- at one point, the SPS tech person said "there's nothing to protect against" which is a very odd thing for a technology person to EVER say. Mr. Wright said the district would do a "reasonable" job to protect the data. (Whew! Well, now we're all relieved, right?)
All those "reasons" and yet here's what they also all said (except for the lawyer) - that the parents of these types of students probably would not understand what the notification was for and that the parents would probably want the service for their child more than the notification.
Do you know what I instantly heard in all that?
That immigrant or at-risk children have fewer rights than other students.
That parents of these students really don't need the same rights as parents to make their OWN decisions about the lives/rights/data of their own children.
It was the most paternalistic, "we know better than they do and it's really for their children's own good" nonsense I have ever said and heard.
No district, no district official, no elected official, no foundation, no service provider, NO ONE has the right to decide what happens to a student's data if they don't at least have the decency to NOTIFY parents.

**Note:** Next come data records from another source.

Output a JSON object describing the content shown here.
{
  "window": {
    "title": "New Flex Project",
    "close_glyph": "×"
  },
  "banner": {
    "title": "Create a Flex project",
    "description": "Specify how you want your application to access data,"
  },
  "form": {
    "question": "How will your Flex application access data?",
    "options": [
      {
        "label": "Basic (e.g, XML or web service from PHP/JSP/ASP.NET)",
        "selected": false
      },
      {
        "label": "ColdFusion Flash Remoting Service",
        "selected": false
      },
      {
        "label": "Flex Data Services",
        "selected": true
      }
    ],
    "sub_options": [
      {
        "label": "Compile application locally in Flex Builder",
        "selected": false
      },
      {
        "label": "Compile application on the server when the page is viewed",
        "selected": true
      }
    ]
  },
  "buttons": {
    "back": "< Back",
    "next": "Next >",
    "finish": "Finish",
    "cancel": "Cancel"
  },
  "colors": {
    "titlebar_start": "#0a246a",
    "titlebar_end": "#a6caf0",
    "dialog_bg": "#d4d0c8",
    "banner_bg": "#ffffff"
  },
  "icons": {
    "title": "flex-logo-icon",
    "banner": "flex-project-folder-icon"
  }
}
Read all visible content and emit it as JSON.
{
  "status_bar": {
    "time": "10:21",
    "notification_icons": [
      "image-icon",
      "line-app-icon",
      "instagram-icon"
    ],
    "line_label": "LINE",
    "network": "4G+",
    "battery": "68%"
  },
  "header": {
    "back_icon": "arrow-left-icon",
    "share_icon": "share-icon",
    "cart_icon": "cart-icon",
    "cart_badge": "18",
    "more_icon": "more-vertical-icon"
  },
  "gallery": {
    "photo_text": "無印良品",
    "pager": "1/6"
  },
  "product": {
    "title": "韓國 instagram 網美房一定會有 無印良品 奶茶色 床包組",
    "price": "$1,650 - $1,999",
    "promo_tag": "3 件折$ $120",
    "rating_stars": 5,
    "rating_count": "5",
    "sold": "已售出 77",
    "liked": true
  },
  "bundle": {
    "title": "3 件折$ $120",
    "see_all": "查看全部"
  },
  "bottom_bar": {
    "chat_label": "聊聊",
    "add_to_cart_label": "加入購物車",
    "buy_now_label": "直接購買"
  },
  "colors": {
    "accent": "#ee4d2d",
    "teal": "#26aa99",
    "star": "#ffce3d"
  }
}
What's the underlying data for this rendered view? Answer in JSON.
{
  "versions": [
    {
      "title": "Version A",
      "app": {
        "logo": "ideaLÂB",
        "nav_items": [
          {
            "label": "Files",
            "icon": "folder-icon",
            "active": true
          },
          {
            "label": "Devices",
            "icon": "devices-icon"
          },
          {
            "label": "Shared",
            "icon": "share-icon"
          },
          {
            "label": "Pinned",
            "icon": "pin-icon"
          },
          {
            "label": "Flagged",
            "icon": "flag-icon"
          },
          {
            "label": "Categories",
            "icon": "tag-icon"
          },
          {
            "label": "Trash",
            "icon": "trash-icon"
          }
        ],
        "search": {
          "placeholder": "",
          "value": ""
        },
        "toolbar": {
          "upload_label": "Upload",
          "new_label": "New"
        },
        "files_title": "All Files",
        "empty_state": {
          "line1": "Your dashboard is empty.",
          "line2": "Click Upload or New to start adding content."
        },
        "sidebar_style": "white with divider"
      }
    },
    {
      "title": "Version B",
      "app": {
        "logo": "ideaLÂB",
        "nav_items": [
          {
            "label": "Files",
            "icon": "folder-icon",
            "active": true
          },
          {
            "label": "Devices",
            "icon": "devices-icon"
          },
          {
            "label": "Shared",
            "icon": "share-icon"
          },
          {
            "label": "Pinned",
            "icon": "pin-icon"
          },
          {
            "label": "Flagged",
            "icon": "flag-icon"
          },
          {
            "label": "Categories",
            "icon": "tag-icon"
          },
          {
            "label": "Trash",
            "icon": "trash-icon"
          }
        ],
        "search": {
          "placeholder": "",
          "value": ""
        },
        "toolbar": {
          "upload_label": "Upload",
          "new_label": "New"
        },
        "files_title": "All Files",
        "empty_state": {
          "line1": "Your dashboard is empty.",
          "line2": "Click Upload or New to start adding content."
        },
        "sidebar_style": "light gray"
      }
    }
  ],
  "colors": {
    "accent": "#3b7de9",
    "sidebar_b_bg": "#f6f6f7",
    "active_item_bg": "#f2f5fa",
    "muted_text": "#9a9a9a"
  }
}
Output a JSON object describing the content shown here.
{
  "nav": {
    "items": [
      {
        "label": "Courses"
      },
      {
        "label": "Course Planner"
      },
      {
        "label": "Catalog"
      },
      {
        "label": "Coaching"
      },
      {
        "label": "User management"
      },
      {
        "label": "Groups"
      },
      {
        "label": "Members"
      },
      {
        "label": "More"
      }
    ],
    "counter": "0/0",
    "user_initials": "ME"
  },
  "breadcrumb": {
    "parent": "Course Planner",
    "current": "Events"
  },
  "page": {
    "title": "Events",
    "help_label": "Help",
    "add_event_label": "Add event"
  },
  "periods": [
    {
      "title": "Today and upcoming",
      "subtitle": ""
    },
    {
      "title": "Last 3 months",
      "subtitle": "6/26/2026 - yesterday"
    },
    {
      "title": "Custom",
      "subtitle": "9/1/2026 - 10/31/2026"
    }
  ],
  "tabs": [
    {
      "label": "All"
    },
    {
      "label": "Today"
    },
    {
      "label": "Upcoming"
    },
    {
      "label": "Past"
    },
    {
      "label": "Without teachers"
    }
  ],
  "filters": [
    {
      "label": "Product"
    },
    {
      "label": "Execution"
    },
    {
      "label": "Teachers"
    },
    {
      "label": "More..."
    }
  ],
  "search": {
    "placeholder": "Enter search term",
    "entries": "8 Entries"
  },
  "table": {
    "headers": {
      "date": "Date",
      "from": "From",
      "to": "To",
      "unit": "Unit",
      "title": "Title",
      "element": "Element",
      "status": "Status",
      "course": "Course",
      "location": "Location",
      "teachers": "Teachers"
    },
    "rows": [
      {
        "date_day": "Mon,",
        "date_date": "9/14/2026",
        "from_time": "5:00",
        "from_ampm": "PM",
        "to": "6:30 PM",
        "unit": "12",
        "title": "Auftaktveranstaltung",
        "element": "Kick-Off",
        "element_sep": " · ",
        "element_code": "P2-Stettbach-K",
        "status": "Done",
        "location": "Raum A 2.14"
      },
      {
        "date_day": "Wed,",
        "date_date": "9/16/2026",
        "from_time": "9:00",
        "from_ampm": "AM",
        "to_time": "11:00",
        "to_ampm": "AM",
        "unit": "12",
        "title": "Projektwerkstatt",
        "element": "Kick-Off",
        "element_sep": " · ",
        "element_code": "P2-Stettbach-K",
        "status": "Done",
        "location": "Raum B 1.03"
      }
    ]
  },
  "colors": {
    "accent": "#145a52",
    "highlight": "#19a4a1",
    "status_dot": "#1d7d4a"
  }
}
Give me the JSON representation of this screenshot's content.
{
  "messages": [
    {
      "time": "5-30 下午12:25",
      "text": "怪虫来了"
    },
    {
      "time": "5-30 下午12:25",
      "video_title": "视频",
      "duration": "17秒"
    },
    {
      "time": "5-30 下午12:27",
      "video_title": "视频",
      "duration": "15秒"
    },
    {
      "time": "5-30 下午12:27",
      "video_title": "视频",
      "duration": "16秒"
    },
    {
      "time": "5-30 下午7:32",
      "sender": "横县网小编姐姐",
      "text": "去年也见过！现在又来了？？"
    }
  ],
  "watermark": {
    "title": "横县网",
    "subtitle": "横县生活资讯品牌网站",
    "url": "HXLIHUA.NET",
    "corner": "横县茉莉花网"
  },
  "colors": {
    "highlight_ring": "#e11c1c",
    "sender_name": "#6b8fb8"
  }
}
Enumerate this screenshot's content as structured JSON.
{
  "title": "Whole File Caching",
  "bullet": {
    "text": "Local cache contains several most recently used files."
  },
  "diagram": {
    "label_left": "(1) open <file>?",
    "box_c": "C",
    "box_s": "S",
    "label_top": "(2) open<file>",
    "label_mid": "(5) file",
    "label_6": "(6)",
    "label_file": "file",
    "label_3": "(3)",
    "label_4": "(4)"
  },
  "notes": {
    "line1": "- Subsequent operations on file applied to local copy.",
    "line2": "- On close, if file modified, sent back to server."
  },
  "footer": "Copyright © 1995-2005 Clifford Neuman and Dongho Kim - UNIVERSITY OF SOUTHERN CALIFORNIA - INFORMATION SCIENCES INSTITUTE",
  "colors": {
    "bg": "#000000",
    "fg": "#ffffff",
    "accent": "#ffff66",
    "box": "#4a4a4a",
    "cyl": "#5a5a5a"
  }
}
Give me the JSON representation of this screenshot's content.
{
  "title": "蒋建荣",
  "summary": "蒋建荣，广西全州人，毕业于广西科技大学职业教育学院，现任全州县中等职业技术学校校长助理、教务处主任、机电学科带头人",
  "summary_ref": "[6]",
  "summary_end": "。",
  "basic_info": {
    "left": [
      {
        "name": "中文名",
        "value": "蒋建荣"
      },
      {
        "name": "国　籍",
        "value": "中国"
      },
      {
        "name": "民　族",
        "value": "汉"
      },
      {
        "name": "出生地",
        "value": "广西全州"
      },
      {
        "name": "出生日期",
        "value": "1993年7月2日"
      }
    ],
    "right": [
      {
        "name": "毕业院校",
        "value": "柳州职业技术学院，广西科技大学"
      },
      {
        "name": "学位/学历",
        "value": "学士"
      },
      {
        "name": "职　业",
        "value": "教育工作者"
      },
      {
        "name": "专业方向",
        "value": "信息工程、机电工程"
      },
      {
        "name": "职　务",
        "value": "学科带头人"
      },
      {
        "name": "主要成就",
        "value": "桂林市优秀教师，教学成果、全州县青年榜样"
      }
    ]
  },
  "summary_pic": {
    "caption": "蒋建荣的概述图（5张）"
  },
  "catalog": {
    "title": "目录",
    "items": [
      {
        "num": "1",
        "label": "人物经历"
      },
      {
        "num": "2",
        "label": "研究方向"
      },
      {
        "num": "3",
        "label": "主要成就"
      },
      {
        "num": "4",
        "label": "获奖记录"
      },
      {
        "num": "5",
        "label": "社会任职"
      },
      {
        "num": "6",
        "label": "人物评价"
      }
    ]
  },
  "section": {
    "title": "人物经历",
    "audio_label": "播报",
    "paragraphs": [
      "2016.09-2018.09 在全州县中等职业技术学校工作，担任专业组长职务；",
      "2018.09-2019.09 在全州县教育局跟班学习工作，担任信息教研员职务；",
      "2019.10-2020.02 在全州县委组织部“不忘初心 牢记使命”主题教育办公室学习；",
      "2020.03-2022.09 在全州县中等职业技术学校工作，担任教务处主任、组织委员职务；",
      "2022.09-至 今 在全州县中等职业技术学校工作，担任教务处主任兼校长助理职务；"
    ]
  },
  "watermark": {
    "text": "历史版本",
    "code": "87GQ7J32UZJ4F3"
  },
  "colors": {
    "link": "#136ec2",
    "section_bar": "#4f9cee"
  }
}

But the Times isn't going to do that.
The people named in the agreement - Jim Simon, Justin Mayo, Cheryl Phillips, Linda Shaw, Claudia Rowe, Katherine Long, Janet Horne Henderson and John Higgins - they weren't going to tell Seattle Public School parents.
Neither is Randy Dorn or anyone at OSPI.
We found out because Seattle Public Schools was aghast to find out that they, too, can lose control over where data goes and why. (Good time for them to wake up and smell the coffee.)
So, what does the Times want to start with?
Justin Mayo (employee/researcher), firstname.lastname@example.org
OSPI Contact - Deb Came or Lisa Ireland
Project Title: Seattle Times solutions journalism project and other news reporting
Summary Data Requested
CEDARS -- student enrollment, demographic, program, student/staff schedule, grade history and student absence & discipline.
Assessment - MSP, HPSE, EOC, WAAS, portfolio, WELPA
Student Growth Percentile data
Requested timeframe for data - "as soon as it is available"
Data files to contain: Research ID
Duration of agreement: through December 31, 2016